But our ability to trust GOD — our ability to trust that God is eventually going to turn everything “rightside up”3 doesn’t happen instantaneously.  Which is why I think it's apt that Paul closes today’s passage by comparing the spiritual life             
not to rule following, 
not to an instantaneous conversion experience, 
but to running.  
And I love this metaphor, because I run.  Now, if you hate running, just hang on with me a second.  I don’t run because running is always just the-most-fun-thing-in-the world.  If you run, you know that there are good miles and bad miles.  There are times when it’s easy and times when it’s just a grind. Running can be too early. Too hot.
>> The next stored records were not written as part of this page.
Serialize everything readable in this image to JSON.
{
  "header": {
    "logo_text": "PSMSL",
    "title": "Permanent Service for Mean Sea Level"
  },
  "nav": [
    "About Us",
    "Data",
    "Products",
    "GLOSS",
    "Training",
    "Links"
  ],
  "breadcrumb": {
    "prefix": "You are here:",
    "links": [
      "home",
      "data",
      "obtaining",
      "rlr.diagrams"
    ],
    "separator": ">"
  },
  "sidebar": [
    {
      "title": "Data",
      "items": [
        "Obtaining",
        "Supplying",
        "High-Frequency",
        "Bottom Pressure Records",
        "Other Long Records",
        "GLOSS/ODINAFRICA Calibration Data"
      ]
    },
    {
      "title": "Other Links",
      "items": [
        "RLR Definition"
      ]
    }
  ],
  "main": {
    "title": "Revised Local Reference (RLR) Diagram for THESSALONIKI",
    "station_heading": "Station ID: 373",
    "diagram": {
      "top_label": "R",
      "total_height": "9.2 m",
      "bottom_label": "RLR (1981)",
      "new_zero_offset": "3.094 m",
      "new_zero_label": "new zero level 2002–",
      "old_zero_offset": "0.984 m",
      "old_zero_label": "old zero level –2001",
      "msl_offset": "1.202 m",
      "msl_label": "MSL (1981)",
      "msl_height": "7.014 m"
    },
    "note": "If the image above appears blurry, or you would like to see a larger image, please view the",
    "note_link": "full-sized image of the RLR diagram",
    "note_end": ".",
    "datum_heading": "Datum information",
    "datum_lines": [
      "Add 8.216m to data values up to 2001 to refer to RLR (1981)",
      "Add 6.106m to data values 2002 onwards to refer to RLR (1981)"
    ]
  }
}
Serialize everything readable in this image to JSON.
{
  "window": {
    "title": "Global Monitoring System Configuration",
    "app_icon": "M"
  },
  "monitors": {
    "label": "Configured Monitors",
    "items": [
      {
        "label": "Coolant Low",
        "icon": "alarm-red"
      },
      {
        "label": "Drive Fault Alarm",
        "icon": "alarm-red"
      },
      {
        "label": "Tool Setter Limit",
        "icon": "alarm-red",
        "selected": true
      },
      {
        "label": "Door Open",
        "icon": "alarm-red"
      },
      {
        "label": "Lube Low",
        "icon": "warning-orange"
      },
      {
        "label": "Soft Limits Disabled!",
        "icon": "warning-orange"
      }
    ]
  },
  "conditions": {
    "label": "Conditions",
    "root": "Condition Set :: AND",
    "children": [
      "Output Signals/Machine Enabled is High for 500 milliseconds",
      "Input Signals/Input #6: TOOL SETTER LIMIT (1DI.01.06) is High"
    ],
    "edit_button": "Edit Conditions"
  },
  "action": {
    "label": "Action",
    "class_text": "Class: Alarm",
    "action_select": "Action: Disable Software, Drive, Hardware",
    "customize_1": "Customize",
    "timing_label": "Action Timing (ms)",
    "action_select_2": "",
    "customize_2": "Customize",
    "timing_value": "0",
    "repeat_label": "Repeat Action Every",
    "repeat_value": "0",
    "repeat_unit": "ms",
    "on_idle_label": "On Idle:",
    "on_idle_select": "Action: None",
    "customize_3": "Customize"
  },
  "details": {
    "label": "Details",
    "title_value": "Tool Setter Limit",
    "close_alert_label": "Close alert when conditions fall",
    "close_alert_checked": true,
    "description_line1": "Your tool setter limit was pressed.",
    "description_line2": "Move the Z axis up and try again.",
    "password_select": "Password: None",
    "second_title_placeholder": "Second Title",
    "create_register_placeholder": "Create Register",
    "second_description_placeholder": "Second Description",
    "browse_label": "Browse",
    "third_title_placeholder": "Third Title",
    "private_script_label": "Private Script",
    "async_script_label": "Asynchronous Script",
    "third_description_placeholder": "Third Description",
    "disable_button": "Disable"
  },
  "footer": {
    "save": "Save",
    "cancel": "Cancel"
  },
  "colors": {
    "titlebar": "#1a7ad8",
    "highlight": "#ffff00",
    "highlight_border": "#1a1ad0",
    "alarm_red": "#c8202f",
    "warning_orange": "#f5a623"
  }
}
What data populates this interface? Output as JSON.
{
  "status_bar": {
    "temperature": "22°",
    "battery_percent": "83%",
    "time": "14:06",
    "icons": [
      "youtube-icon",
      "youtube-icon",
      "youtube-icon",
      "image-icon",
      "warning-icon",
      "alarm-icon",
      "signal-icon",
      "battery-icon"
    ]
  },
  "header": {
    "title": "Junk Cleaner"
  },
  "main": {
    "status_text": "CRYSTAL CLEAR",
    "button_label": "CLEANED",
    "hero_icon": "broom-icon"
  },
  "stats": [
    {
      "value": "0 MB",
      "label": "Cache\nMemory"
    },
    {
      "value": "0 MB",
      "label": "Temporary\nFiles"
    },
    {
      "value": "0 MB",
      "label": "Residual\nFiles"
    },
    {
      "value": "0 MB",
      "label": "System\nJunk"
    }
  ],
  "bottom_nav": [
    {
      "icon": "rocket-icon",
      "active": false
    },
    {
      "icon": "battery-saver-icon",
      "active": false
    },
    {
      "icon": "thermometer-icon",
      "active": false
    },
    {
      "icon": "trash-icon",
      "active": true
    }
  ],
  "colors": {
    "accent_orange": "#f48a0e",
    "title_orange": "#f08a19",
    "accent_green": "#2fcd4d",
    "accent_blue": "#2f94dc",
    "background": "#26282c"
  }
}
Too cold.  Too hard on my knees.  And, no matter how fast or how far one runs, there is literally no such thing as a perfect run.   Every day of running is a new day of running.  It’s just a matter of getting up putting one foot in front of the other.   
RUNNING IS A DISCIPLINE.  So why run?  Well, for me, on the days when I run, I have more energy and I’m in a better mood.   I run because over time, running makes me feel strong and fit.  
The discipline of running produces good fruit in my life.  
And that’s what Paul is saying about the spiritual life.  We don’t engage in spiritual practice or cultivate spiritual disciplines because if we do it perfectly we can magically manage to avoid chaos and evil and suffering.  We’re not just over here checking off boxes on the way to Heaven.  
INSTEAD, things like:  Personal prayer.  Sharing our faith in small groups.  Worshipping together like this.  These are things are disciplines that, over time, lead to good fruit in our lives.  Like running, in our spiritual lives there are good days and bad days, but overall:  These disciplines lead to trusting God’s faithfulness to turn everything around for good.  These practices lead to our progress and our joy.  
“Not that I have already obtained this    //  or have already reached the goal   //      but I press on to make it my own     //      because Jesus Christ has made me his own."
We can’t do the Christian life perfectly.  But we CAN press on toward the goal of knowing Christ and the power of his resurrection.  
We can keep getting up and running our own race.  
We can keep putting one foot in front of the other.  
1 - Merriam Webster "Self-Righteous"
2 -  "knife-happy circumcisers" appears in the Message, not NRSV
3 - "Rightside up" is NT Wright's language about God's action in the Resurrection